> [Input data]:

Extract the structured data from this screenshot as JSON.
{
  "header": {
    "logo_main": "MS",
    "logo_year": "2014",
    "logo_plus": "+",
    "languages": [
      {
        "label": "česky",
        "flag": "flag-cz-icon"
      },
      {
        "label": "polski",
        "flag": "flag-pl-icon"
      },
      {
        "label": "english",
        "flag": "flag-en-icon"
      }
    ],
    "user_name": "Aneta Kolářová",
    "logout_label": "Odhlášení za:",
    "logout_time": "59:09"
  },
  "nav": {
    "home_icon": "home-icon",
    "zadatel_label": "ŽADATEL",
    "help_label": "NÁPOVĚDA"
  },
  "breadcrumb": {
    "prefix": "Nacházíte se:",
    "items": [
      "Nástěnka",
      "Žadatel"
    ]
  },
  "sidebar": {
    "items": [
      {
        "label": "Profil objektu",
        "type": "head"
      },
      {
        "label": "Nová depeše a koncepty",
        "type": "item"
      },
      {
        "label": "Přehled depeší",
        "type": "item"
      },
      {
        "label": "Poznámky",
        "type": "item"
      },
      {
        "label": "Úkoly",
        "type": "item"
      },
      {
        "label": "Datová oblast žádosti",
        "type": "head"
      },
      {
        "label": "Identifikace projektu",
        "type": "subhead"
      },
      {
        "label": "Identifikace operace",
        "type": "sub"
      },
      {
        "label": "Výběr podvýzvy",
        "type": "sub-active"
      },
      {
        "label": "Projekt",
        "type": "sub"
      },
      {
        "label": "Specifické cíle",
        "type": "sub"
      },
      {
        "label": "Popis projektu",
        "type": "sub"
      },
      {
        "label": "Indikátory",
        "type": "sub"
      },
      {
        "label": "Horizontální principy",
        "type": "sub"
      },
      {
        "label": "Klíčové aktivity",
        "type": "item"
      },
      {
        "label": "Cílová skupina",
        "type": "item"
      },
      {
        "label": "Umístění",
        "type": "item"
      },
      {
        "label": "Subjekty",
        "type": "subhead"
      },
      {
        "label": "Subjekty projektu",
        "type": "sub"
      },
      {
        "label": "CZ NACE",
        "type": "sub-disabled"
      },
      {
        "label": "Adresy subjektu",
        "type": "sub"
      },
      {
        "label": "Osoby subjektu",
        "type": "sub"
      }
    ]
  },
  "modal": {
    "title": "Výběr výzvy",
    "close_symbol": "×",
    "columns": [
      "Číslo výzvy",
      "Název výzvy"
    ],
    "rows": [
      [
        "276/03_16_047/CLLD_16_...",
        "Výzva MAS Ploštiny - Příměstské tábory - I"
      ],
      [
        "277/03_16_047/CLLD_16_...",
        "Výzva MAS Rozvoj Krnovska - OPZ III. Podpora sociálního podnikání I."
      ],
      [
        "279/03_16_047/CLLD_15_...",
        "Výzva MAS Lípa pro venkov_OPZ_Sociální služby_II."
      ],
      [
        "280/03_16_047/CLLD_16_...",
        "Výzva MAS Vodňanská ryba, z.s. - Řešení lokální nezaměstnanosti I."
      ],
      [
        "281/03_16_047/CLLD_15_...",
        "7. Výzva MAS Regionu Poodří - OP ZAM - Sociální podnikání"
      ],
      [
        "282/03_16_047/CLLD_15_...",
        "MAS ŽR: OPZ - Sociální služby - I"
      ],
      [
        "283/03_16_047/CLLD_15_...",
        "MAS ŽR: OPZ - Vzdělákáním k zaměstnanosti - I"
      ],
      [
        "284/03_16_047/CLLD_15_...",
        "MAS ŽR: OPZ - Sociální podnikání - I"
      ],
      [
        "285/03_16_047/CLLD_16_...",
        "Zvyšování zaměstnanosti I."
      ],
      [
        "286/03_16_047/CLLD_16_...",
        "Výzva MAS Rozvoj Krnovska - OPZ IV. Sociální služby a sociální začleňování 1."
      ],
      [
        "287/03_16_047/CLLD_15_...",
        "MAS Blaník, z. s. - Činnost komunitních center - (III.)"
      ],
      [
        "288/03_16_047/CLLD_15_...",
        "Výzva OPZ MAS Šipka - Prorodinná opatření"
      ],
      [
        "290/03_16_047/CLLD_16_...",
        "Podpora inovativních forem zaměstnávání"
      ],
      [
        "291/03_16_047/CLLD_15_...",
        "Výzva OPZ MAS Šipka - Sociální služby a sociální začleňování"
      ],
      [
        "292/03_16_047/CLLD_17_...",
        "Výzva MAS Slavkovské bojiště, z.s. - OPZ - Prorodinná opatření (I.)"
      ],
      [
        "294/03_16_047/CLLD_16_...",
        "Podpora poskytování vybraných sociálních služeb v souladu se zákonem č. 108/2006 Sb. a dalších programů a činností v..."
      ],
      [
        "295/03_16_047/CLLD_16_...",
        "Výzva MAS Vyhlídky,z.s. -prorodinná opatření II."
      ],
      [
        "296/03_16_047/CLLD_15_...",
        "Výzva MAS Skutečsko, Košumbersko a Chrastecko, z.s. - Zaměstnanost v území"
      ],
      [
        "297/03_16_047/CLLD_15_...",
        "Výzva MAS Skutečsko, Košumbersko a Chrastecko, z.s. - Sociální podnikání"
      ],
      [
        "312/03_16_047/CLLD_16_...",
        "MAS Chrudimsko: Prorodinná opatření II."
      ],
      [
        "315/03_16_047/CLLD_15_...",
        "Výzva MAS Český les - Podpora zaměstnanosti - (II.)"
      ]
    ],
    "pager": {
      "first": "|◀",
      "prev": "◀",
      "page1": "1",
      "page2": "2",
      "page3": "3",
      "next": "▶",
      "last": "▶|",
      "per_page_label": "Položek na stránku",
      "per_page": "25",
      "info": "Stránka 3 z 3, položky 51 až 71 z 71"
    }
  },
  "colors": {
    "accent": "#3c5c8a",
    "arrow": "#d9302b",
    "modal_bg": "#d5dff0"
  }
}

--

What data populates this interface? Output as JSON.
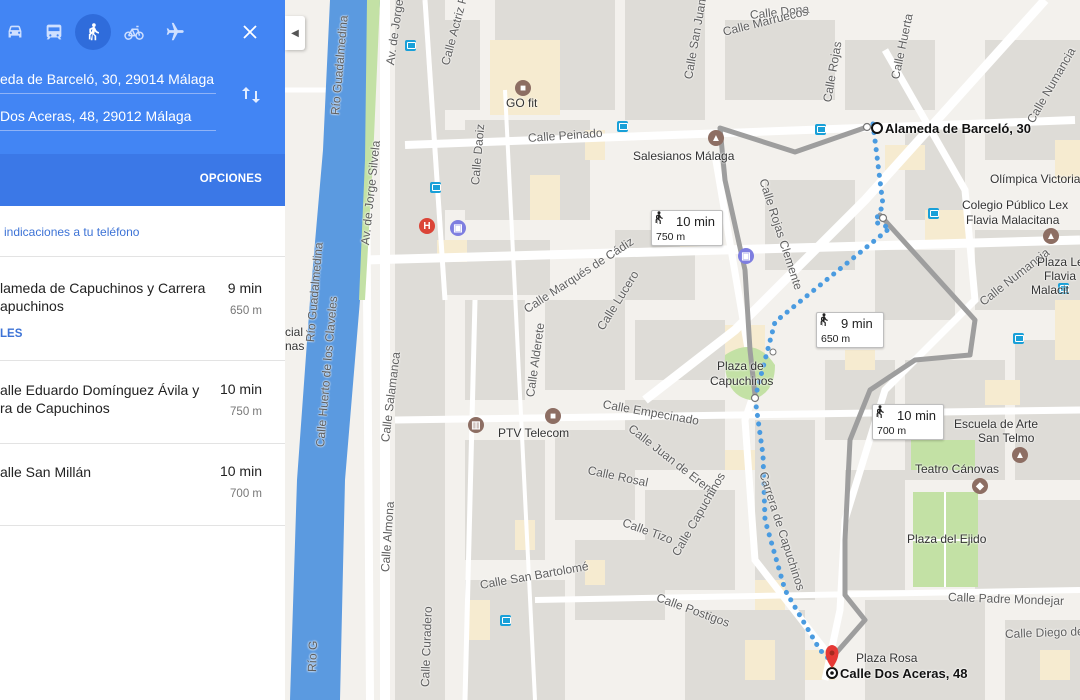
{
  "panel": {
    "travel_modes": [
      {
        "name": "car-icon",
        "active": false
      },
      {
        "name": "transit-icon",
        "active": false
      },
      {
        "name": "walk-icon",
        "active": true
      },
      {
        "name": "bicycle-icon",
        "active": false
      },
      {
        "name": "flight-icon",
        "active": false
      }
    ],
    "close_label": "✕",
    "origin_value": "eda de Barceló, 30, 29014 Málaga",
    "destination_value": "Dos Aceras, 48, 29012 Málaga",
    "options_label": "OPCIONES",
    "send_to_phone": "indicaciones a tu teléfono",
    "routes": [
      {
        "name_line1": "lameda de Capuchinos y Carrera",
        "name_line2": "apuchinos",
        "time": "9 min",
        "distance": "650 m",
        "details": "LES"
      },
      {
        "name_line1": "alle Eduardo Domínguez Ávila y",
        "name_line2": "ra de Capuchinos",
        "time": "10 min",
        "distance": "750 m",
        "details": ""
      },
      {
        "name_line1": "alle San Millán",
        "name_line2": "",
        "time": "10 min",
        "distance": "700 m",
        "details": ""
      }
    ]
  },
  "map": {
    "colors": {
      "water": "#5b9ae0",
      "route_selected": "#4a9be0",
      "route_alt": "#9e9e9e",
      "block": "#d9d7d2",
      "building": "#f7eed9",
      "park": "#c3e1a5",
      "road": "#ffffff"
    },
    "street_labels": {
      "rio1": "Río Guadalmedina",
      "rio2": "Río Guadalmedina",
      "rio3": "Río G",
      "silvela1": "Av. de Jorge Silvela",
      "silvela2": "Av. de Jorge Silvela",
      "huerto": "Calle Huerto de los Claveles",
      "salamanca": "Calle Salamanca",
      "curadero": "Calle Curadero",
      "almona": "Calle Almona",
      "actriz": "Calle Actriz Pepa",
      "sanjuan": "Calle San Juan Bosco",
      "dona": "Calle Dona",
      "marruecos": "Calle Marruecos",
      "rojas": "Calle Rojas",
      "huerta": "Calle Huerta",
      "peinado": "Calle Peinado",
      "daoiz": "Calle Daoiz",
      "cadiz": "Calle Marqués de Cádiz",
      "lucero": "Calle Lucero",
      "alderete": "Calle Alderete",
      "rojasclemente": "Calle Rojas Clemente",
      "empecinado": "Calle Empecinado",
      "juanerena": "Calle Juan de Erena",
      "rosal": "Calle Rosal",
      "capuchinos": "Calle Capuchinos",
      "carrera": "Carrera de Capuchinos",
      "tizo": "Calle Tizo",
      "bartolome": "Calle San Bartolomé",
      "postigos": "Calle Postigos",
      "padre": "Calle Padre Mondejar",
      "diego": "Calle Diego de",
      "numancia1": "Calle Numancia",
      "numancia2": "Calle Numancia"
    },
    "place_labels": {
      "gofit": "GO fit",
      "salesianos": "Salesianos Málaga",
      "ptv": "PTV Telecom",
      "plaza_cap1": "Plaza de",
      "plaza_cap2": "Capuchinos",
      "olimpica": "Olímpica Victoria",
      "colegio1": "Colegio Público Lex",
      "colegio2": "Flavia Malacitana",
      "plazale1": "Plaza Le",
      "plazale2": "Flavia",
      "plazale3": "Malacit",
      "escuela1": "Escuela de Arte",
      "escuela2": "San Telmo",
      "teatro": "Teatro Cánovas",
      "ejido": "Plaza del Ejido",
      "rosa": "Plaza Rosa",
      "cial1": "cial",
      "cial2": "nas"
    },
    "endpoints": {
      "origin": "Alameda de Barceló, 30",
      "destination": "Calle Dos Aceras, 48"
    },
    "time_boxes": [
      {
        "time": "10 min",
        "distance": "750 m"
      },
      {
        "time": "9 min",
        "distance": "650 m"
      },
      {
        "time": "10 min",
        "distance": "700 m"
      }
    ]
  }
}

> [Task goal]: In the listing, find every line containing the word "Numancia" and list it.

> [Task output]:
      "numancia1": "Calle Numancia",
      "numancia2": "Calle Numancia"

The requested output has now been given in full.